SIMPLICITY AND ADAPTABLITY: Once you learn the moves of an Asahi Series, then you always have it with you. There is no need watch a video or read the instructions from a book or a print-out. Choir members can do the exercises at home as a part of their daily routine.

Asahi was designed to be done standing up, but all the moves can be adapted to a sitting position. For instance, during a choir trip it is very practical to go through an Asahi series from time to time while sitting in the bus or plane to prevent the risk of poor blood circulation and blood clotting. Asahi can even be done in bed when recovering from an illness or injury. There is no need to wait for the physical therapist to come. You can gently start doing Asahi moves on your own to speed up recovery.

AWARENESS: In Asahi we practice expanding our field of vision to take in the whole field at once. Even though our gaze is straight ahead, we can see the movement of our hands as they circle to the sides, above our heads, and down in front of us. We also purposely exercise the eyeballs, because sight is a very important factor in balance. And in modern life, our eyes don’t get enough exercise when they stare at a small screen many hours per day. As a choir singer, it is important to be able to see the conductor and the music in your folder at the same time. Another important part of Asahi is sharpening our sense of hearing and touch. As we train our senses to become more acute and we release tension that blocks them, this helps us become an open channel to receive the musical communication from the director and to pass it on through our personal instrument to the listeners.

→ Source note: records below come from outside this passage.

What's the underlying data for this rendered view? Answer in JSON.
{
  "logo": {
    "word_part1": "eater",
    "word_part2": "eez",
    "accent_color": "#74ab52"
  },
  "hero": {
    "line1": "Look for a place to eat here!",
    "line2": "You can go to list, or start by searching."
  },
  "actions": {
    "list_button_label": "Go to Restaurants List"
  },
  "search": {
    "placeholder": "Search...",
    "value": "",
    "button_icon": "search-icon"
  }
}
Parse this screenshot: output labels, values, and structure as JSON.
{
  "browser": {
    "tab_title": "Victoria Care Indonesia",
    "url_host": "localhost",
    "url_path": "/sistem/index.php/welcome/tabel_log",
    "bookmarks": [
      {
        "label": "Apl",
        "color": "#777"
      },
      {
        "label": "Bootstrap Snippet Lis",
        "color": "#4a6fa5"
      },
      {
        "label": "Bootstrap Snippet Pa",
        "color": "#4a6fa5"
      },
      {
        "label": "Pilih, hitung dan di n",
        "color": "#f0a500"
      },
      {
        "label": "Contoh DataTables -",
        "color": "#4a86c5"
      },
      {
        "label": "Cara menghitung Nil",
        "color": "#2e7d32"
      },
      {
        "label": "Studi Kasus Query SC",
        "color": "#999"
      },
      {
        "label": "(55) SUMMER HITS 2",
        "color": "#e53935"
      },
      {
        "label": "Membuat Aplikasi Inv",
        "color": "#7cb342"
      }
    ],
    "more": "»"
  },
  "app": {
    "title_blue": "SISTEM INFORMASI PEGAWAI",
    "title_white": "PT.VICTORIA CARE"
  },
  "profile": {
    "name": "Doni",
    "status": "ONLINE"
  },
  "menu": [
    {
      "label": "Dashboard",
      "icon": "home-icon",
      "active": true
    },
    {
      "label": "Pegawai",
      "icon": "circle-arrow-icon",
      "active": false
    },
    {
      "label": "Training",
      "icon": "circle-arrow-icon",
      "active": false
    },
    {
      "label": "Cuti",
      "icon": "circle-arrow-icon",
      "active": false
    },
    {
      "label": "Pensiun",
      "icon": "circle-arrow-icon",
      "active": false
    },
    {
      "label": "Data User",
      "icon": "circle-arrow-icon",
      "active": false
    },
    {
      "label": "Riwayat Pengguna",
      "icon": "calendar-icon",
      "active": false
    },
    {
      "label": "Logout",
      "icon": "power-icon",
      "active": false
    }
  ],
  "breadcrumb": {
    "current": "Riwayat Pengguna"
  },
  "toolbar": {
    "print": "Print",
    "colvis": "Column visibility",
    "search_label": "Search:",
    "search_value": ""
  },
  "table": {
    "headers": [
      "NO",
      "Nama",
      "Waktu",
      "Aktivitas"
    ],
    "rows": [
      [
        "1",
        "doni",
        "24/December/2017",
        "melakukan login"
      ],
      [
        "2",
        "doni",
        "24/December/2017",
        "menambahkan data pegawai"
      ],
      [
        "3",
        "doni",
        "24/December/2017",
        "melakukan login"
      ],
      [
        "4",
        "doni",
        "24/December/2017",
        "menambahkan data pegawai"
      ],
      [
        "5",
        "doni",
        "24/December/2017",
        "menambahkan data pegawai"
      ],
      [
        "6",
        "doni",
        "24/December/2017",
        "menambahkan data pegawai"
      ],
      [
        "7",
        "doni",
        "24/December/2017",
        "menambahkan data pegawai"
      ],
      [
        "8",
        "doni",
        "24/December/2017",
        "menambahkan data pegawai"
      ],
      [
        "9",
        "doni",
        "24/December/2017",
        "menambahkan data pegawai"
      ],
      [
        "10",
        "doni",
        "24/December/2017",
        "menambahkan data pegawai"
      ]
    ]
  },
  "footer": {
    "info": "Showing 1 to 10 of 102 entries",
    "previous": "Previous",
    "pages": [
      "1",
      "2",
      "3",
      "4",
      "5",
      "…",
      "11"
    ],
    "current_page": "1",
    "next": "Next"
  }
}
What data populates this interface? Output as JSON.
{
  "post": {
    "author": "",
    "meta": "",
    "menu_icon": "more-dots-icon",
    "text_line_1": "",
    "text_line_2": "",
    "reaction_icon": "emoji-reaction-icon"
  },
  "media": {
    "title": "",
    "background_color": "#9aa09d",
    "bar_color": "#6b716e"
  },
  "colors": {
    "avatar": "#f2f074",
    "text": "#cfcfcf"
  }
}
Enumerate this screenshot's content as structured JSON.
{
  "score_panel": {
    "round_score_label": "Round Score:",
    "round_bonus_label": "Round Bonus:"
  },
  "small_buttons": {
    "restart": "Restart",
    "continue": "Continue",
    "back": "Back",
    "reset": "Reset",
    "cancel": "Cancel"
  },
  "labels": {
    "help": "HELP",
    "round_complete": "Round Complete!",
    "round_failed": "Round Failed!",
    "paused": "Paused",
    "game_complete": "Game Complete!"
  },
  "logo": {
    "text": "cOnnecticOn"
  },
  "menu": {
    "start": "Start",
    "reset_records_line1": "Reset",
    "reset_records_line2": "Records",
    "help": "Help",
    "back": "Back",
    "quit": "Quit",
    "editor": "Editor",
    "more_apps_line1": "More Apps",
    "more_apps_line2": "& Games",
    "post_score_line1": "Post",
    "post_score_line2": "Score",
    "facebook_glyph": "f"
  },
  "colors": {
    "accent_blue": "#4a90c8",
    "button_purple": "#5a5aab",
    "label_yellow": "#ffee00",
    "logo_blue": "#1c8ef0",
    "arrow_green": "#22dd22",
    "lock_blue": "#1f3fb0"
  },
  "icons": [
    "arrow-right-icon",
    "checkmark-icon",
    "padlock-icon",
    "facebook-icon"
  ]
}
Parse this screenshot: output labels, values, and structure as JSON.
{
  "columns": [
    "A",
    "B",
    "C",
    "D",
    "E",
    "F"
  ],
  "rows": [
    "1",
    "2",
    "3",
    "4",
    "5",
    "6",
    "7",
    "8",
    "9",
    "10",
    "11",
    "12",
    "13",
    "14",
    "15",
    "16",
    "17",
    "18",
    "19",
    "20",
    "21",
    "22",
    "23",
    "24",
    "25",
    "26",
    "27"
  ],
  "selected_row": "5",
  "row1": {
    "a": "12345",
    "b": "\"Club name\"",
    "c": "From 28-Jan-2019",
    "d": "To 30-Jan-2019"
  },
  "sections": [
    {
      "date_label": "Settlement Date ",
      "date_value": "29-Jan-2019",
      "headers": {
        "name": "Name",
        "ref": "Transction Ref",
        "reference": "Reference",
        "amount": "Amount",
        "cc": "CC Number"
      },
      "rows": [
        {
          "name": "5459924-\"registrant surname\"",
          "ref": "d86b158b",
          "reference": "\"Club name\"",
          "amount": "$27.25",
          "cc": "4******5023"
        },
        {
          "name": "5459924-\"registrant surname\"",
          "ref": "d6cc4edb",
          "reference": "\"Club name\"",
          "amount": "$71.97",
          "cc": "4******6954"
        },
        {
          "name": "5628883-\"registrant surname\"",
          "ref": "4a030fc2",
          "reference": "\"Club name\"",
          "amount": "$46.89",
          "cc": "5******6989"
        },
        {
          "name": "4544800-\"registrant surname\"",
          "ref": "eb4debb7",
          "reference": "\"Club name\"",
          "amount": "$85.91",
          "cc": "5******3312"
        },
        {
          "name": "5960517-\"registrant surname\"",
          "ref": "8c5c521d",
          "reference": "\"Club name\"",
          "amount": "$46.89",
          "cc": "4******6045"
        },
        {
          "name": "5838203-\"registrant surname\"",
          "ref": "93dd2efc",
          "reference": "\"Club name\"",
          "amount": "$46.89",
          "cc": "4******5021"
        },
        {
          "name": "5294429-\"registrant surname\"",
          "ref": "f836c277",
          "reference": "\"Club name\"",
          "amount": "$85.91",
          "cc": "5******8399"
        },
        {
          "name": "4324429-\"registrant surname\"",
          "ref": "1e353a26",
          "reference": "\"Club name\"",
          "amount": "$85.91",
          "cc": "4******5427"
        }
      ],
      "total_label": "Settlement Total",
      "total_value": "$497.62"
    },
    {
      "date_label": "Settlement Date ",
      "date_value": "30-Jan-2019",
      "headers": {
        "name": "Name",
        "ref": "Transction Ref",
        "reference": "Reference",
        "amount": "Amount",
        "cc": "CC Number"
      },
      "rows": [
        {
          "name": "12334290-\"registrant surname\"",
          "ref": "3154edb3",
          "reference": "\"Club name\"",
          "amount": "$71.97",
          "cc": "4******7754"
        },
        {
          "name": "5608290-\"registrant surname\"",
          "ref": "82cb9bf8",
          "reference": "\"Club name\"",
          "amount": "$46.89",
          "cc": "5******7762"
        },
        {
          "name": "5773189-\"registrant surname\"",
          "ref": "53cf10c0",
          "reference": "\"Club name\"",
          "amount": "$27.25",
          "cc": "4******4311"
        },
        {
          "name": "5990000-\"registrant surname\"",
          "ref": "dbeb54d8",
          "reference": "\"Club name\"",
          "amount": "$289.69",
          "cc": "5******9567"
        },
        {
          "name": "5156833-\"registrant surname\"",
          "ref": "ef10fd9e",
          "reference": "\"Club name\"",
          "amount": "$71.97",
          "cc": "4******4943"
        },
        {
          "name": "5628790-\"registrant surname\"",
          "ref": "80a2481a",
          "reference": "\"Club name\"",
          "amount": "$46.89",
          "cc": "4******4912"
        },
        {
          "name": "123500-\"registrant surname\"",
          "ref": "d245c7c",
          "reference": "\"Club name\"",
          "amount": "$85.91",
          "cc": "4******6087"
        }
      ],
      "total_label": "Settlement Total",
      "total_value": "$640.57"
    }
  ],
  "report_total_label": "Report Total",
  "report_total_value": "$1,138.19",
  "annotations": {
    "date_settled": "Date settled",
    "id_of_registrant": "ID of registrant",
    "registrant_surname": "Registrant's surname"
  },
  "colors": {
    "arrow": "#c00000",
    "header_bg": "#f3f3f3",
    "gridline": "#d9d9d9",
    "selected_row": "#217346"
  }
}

(A general Asahi practice at FinnFest 2023 in which many singers took part)

Tips for choir directors

The Asahi series doesn’t have to be done all at once. You can break up a long practice session by interspersing a few Asahi moves here and there. This refreshes the choir better than taking a regular break for several reasons. First of all, it doesn’t take as long, and secondly, it refreshes and brings the singers back into focus instead of turning them and their brains loose for ten minutes.

One way to bring variety into the practice is to do some of the Asahi movements in pairs. Doing this practice in silence builds bonds of wordless communication between choir members and sharpens their ability to react to the subtlest gestures of their partner.

The Asahi warm-up could be delegated to one or more of the choir members. This might be a very satisfying role for some of the singers. Of course, even if someone else is leading the practice, it is best for the choir director to participate. Otherwise they go in front of the choir “cold” without the integrative effect of the Asahi practice.

Asahi goes global

Asahi began in Finland, but now there are more than a 1000 Asahi teachers around the world, in countries such as Denmark, Sweden, Estonia, Germany, Slovenia, Spain, Greek and the USA. Asahi is a simple practice to learn, and becoming a beginning teacher is also relatively easy - only a 12-hr program, which includes Series I & II, lectures on Asahi’s principles and medical science, tips for new teachers and how to get your own group going. You can check out our website for possible teacher training courses near you: or online course offerings:

Let Asahi Move You!

Categories: Asahi Nordic for All